*Required action:*
Repeat the listing that follows exactly, please.

*Records supplied:*

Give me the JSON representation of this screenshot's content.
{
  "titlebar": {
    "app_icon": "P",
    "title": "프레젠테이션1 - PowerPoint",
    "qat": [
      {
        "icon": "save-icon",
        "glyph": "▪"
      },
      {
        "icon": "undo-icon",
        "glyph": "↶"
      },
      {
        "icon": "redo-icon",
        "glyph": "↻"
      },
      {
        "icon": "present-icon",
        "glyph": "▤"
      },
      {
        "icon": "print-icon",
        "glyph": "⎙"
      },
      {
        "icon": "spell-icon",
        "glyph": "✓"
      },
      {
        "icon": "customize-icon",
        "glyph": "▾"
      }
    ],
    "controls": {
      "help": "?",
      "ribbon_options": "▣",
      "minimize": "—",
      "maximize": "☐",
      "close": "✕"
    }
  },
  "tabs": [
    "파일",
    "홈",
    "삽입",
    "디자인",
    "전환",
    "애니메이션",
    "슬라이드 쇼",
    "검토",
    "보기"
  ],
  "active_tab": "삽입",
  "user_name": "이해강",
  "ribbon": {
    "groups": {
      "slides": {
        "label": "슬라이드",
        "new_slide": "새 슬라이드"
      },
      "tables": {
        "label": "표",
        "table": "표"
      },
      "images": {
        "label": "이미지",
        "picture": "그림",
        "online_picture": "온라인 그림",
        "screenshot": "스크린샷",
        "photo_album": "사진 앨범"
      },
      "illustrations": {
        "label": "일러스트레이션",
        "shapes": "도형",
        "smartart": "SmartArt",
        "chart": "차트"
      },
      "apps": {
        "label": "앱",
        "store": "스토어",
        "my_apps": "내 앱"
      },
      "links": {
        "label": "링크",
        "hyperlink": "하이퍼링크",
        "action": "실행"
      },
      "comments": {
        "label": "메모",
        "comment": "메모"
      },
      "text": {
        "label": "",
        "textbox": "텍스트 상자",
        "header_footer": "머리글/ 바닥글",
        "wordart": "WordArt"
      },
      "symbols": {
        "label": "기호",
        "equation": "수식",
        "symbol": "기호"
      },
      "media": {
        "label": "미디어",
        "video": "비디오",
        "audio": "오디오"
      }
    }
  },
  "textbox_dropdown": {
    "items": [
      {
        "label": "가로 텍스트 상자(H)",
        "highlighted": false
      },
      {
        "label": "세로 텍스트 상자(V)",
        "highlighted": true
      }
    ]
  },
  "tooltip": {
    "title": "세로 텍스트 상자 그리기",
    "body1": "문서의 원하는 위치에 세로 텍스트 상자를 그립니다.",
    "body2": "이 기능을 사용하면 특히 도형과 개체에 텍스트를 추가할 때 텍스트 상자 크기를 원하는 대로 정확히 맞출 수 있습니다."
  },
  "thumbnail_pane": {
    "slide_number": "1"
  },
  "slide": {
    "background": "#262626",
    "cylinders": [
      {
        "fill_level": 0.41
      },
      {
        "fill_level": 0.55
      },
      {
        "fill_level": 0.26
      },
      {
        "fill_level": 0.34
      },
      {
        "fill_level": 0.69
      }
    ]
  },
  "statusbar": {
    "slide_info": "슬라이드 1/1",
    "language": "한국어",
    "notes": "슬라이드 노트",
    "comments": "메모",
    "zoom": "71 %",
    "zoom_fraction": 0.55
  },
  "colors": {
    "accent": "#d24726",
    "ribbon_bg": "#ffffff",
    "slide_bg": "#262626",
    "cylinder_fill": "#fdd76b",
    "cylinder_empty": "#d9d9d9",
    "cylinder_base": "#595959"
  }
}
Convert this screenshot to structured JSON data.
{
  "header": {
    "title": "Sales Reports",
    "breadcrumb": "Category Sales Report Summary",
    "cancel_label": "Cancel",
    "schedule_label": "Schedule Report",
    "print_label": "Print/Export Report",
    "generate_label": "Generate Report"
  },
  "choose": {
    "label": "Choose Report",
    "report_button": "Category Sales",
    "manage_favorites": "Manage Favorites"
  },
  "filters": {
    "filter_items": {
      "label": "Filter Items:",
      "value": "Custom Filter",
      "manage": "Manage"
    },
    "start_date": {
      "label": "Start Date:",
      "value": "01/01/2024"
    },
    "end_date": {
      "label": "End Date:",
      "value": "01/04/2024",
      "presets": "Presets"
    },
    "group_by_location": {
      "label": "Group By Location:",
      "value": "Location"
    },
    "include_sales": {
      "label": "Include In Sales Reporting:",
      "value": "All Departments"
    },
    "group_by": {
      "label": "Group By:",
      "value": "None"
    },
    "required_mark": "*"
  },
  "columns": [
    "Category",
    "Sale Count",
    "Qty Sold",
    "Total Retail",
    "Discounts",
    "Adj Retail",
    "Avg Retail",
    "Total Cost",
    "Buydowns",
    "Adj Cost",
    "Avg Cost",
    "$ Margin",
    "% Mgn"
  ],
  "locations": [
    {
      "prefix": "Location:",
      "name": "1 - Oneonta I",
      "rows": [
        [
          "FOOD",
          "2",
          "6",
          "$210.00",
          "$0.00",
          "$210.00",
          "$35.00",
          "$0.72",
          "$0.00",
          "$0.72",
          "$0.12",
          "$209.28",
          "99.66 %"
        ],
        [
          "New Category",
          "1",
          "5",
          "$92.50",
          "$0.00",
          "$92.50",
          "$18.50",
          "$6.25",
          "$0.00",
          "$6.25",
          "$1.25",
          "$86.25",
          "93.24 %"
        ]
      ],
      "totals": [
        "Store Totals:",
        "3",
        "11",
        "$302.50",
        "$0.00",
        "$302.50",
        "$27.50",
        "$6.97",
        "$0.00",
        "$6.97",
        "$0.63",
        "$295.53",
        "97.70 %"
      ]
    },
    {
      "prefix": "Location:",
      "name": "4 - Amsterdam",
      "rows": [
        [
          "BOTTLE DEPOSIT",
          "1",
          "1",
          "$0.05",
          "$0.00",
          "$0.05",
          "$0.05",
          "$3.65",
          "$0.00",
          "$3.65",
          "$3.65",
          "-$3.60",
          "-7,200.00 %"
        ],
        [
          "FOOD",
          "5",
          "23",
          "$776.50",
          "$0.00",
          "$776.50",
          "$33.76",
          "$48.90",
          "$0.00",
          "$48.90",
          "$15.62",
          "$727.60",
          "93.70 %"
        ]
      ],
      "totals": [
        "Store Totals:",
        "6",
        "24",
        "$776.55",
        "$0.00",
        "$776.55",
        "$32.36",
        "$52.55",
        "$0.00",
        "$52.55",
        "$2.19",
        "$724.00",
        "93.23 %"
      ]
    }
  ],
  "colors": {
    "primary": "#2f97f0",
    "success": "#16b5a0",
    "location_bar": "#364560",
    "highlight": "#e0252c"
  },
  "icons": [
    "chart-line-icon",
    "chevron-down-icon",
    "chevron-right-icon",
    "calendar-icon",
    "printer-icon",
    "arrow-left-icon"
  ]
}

*Answer to this exercise:*
Give me the JSON representation of this screenshot's content.
{
  "titlebar": {
    "app_icon": "P",
    "title": "프레젠테이션1 - PowerPoint",
    "qat": [
      {
        "icon": "save-icon",
        "glyph": "▪"
      },
      {
        "icon": "undo-icon",
        "glyph": "↶"
      },
      {
        "icon": "redo-icon",
        "glyph": "↻"
      },
      {
        "icon": "present-icon",
        "glyph": "▤"
      },
      {
        "icon": "print-icon",
        "glyph": "⎙"
      },
      {
        "icon": "spell-icon",
        "glyph": "✓"
      },
      {
        "icon": "customize-icon",
        "glyph": "▾"
      }
    ],
    "controls": {
      "help": "?",
      "ribbon_options": "▣",
      "minimize": "—",
      "maximize": "☐",
      "close": "✕"
    }
  },
  "tabs": [
    "파일",
    "홈",
    "삽입",
    "디자인",
    "전환",
    "애니메이션",
    "슬라이드 쇼",
    "검토",
    "보기"
  ],
  "active_tab": "삽입",
  "user_name": "이해강",
  "ribbon": {
    "groups": {
      "slides": {
        "label": "슬라이드",
        "new_slide": "새 슬라이드"
      },
      "tables": {
        "label": "표",
        "table": "표"
      },
      "images": {
        "label": "이미지",
        "picture": "그림",
        "online_picture": "온라인 그림",
        "screenshot": "스크린샷",
        "photo_album": "사진 앨범"
      },
      "illustrations": {
        "label": "일러스트레이션",
        "shapes": "도형",
        "smartart": "SmartArt",
        "chart": "차트"
      },
      "apps": {
        "label": "앱",
        "store": "스토어",
        "my_apps": "내 앱"
      },
      "links": {
        "label": "링크",
        "hyperlink": "하이퍼링크",
        "action": "실행"
      },
      "comments": {
        "label": "메모",
        "comment": "메모"
      },
      "text": {
        "label": "",
        "textbox": "텍스트 상자",
        "header_footer": "머리글/ 바닥글",
        "wordart": "WordArt"
      },
      "symbols": {
        "label": "기호",
        "equation": "수식",
        "symbol": "기호"
      },
      "media": {
        "label": "미디어",
        "video": "비디오",
        "audio": "오디오"
      }
    }
  },
  "textbox_dropdown": {
    "items": [
      {
        "label": "가로 텍스트 상자(H)",
        "highlighted": false
      },
      {
        "label": "세로 텍스트 상자(V)",
        "highlighted": true
      }
    ]
  },
  "tooltip": {
    "title": "세로 텍스트 상자 그리기",
    "body1": "문서의 원하는 위치에 세로 텍스트 상자를 그립니다.",
    "body2": "이 기능을 사용하면 특히 도형과 개체에 텍스트를 추가할 때 텍스트 상자 크기를 원하는 대로 정확히 맞출 수 있습니다."
  },
  "thumbnail_pane": {
    "slide_number": "1"
  },
  "slide": {
    "background": "#262626",
    "cylinders": [
      {
        "fill_level": 0.41
      },
      {
        "fill_level": 0.55
      },
      {
        "fill_level": 0.26
      },
      {
        "fill_level": 0.34
      },
      {
        "fill_level": 0.69
      }
    ]
  },
  "statusbar": {
    "slide_info": "슬라이드 1/1",
    "language": "한국어",
    "notes": "슬라이드 노트",
    "comments": "메모",
    "zoom": "71 %",
    "zoom_fraction": 0.55
  },
  "colors": {
    "accent": "#d24726",
    "ribbon_bg": "#ffffff",
    "slide_bg": "#262626",
    "cylinder_fill": "#fdd76b",
    "cylinder_empty": "#d9d9d9",
    "cylinder_base": "#595959"
  }
}
Convert this screenshot to structured JSON data.
{
  "header": {
    "title": "Sales Reports",
    "breadcrumb": "Category Sales Report Summary",
    "cancel_label": "Cancel",
    "schedule_label": "Schedule Report",
    "print_label": "Print/Export Report",
    "generate_label": "Generate Report"
  },
  "choose": {
    "label": "Choose Report",
    "report_button": "Category Sales",
    "manage_favorites": "Manage Favorites"
  },
  "filters": {
    "filter_items": {
      "label": "Filter Items:",
      "value": "Custom Filter",
      "manage": "Manage"
    },
    "start_date": {
      "label": "Start Date:",
      "value": "01/01/2024"
    },
    "end_date": {
      "label": "End Date:",
      "value": "01/04/2024",
      "presets": "Presets"
    },
    "group_by_location": {
      "label": "Group By Location:",
      "value": "Location"
    },
    "include_sales": {
      "label": "Include In Sales Reporting:",
      "value": "All Departments"
    },
    "group_by": {
      "label": "Group By:",
      "value": "None"
    },
    "required_mark": "*"
  },
  "columns": [
    "Category",
    "Sale Count",
    "Qty Sold",
    "Total Retail",
    "Discounts",
    "Adj Retail",
    "Avg Retail",
    "Total Cost",
    "Buydowns",
    "Adj Cost",
    "Avg Cost",
    "$ Margin",
    "% Mgn"
  ],
  "locations": [
    {
      "prefix": "Location:",
      "name": "1 - Oneonta I",
      "rows": [
        [
          "FOOD",
          "2",
          "6",
          "$210.00",
          "$0.00",
          "$210.00",
          "$35.00",
          "$0.72",
          "$0.00",
          "$0.72",
          "$0.12",
          "$209.28",
          "99.66 %"
        ],
        [
          "New Category",
          "1",
          "5",
          "$92.50",
          "$0.00",
          "$92.50",
          "$18.50",
          "$6.25",
          "$0.00",
          "$6.25",
          "$1.25",
          "$86.25",
          "93.24 %"
        ]
      ],
      "totals": [
        "Store Totals:",
        "3",
        "11",
        "$302.50",
        "$0.00",
        "$302.50",
        "$27.50",
        "$6.97",
        "$0.00",
        "$6.97",
        "$0.63",
        "$295.53",
        "97.70 %"
      ]
    },
    {
      "prefix": "Location:",
      "name": "4 - Amsterdam",
      "rows": [
        [
          "BOTTLE DEPOSIT",
          "1",
          "1",
          "$0.05",
          "$0.00",
          "$0.05",
          "$0.05",
          "$3.65",
          "$0.00",
          "$3.65",
          "$3.65",
          "-$3.60",
          "-7,200.00 %"
        ],
        [
          "FOOD",
          "5",
          "23",
          "$776.50",
          "$0.00",
          "$776.50",
          "$33.76",
          "$48.90",
          "$0.00",
          "$48.90",
          "$15.62",
          "$727.60",
          "93.70 %"
        ]
      ],
      "totals": [
        "Store Totals:",
        "6",
        "24",
        "$776.55",
        "$0.00",
        "$776.55",
        "$32.36",
        "$52.55",
        "$0.00",
        "$52.55",
        "$2.19",
        "$724.00",
        "93.23 %"
      ]
    }
  ],
  "colors": {
    "primary": "#2f97f0",
    "success": "#16b5a0",
    "location_bar": "#364560",
    "highlight": "#e0252c"
  },
  "icons": [
    "chart-line-icon",
    "chevron-down-icon",
    "chevron-right-icon",
    "calendar-icon",
    "printer-icon",
    "arrow-left-icon"
  ]
}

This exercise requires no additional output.